**To do:** For each line of the data below, copy it if it holds the word "subtitle".

**Source material:**
'''
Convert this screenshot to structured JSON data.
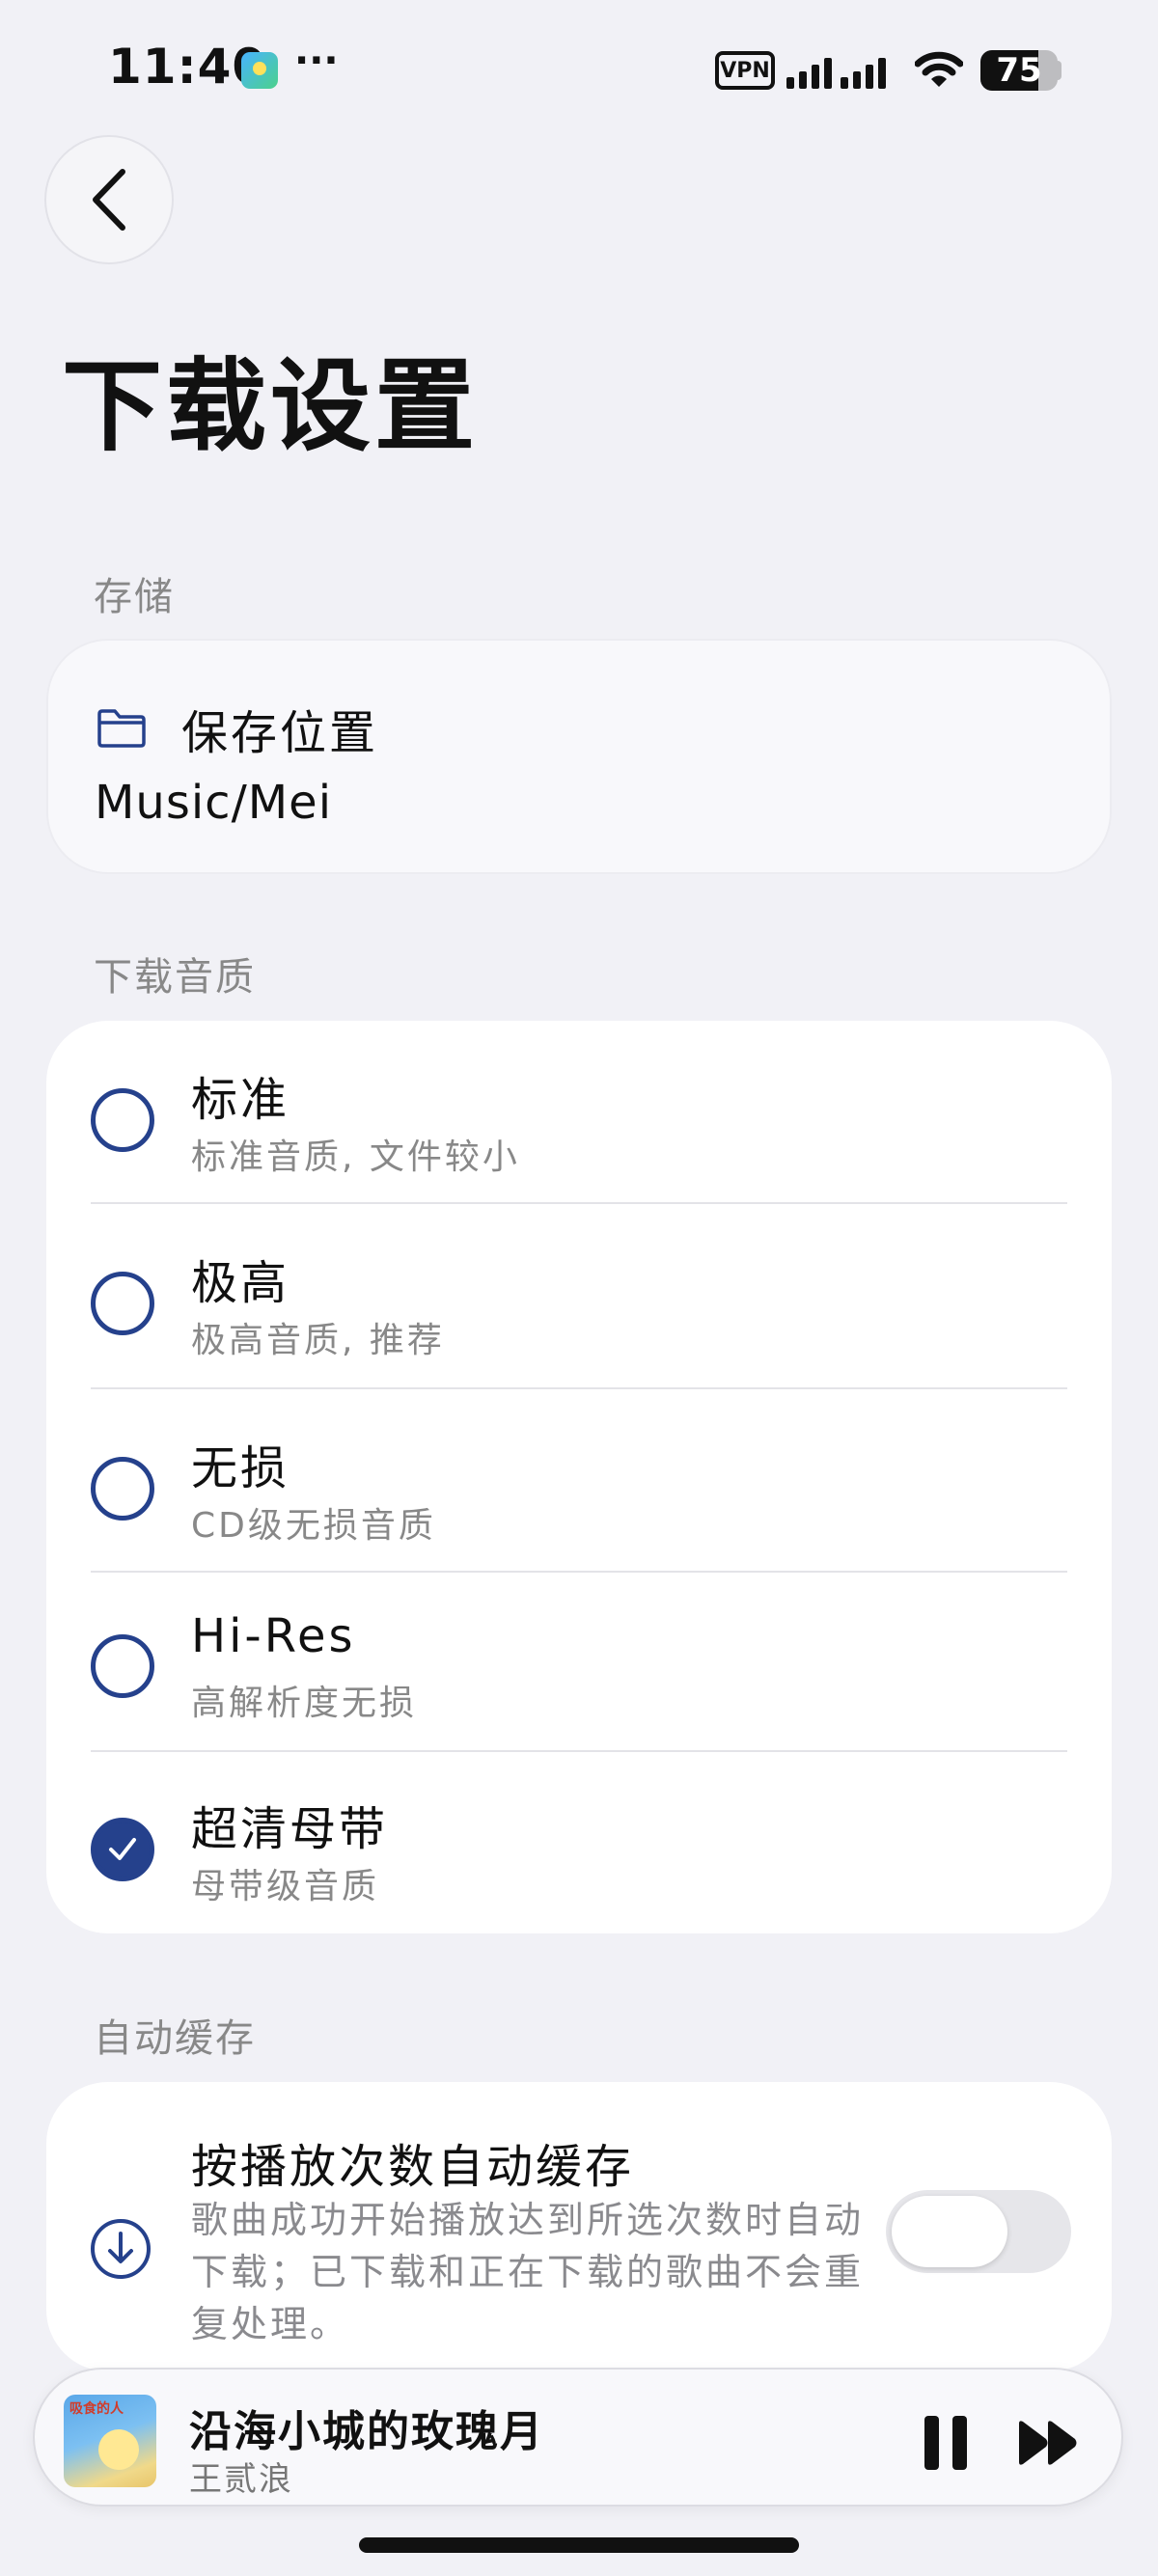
{
  "status_bar": {
    "time": "11:40",
    "more": "···",
    "vpn": "VPN",
    "battery": "75",
    "battery_level": 0.75
  },
  "page": {
    "title": "下载设置"
  },
  "storage": {
    "section_label": "存储",
    "title": "保存位置",
    "path": "Music/Mei"
  },
  "quality": {
    "section_label": "下载音质",
    "options": [
      {
        "title": "标准",
        "subtitle": "标准音质, 文件较小",
        "checked": false
      },
      {
        "title": "极高",
        "subtitle": "极高音质, 推荐",
        "checked": false
      },
      {
        "title": "无损",
        "subtitle": "CD级无损音质",
        "checked": false
      },
      {
        "title": "Hi-Res",
        "subtitle": "高解析度无损",
        "checked": false
      },
      {
        "title": "超清母带",
        "subtitle": "母带级音质",
        "checked": true
      }
    ]
  },
  "auto_cache": {
    "section_label": "自动缓存",
    "title": "按播放次数自动缓存",
    "description": "歌曲成功开始播放达到所选次数时自动下载；已下载和正在下载的歌曲不会重复处理。",
    "enabled": false
  },
  "player": {
    "cover_text": "吸食的人",
    "song": "沿海小城的玫瑰月",
    "artist": "王贰浪"
  },
  "colors": {
    "accent": "#25418c",
    "background": "#f1f1f6",
    "card": "#ffffff"
  }
}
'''
**Problem solution:**
        "subtitle": "标准音质, 文件较小",
        "subtitle": "极高音质, 推荐",
        "subtitle": "CD级无损音质",
        "subtitle": "高解析度无损",
        "subtitle": "母带级音质",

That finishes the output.